His name is getting more attention lately due to Braylon Edwards tying his 44-year-old franchise record of 13 touchdown receptions. He’ll even be the team’s guest of honor at the Bills game. It’s an encouraging sign that the current organization respects its connection with the past. And it’s yet another good reason that the Browns’ heritage remains alive in Cleveland, despite the treachery of the ’90s.

At least one writer believes that Collins deserves enshrinement in the Hall of Fame, and it’s a case that’s not without merit.

A long-time reader posted an interesting memory of a clutch Collins catch on fourth-and-19 early in the ’64 season, without which he may have never had the chance for his hat-trick heroics against the Colts.

Without getting into the politics and probabilities involved with getting into Canton, here’s my personal list of Browns who ought to be inducted.

Gary Collins. I still don’t get why it took the Browns four years to honor him in its annual Legends class. No Brown is even close to his 70 career receiving touchdowns. It’s also more than such HOF receivers as Raymond Berry, Michael Irvin, John Stallworth, and Lynn Swann.

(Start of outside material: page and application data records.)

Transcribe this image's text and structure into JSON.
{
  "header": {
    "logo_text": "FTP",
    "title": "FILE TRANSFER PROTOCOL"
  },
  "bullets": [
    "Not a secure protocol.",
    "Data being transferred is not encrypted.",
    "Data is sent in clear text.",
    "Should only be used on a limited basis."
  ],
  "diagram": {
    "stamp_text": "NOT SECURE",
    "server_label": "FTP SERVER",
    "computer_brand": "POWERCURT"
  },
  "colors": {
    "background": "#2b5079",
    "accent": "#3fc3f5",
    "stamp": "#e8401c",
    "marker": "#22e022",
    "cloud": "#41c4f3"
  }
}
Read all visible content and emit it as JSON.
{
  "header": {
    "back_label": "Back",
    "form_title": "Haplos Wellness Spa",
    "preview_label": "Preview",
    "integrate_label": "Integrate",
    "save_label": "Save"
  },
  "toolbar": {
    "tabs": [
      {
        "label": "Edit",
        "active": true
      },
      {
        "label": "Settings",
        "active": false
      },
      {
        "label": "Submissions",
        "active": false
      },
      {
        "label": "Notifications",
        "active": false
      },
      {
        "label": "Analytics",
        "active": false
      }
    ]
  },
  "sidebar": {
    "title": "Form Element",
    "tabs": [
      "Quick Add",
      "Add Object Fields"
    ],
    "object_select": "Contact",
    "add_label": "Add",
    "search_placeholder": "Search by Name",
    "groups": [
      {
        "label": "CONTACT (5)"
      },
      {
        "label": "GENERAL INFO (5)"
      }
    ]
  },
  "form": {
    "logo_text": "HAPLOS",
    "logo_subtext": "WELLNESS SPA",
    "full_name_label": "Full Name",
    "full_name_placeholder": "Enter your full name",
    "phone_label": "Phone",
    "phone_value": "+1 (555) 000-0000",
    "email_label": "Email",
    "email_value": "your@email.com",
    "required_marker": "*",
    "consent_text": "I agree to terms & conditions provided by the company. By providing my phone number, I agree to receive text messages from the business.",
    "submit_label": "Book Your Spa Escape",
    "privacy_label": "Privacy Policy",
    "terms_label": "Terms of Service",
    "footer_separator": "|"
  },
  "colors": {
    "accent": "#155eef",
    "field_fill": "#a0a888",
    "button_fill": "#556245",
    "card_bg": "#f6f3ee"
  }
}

Mac Speedie. If he hadn’t played four years in the AAFC, whose statistics aren’t officially recognized, and then spent his final three seasons in Canada, there’s no question this great receiver would have long since been enshrined. He still deserves it, even posthumously, especially if you compare his numbers to his Canton contemporaries.

Blanton Collier. He’s sixth among all coaches in winning percentage, yet he’s one of just two in the top 10 who hasn’t been inducted. He took Paul Brown’s cast and got the results that lately had eluded the legend.

Clay Matthews. No linebacker in the Hall of Fame played more than 15 seasons. In fact, no linebacker in history has started more games than his 248. Four Pro Bowls, a Browns best 76.5 sacks, and a memorable blend of durability, flexibility, consistency, and popularity.

Dick Schafrath. Many of the arguments that eventually carried the day for Gene Hickerson apply equally well for the man who lined up to his left. A fixture at left tackle, the six-time Pro Bowler shared some responsibility for the Browns’ great running success throughout the ’60s, plus he protected the blind side of pocket passers Milt Plum, Frank Ryan, and Bill Nelsen, all of whom enjoyed their best success in Cleveland.

Marty Schottenheimer. He never won the big one, but neither did George Allen. The the architect of the great Dawg defense of the ’80s, he took over a 1-7 team in ’84 and immediately won half of the remaining games and then made the playoffs each of the next four years. Only five coaches in history have won more games, so when he becomes eligible, he deserves strong consideration.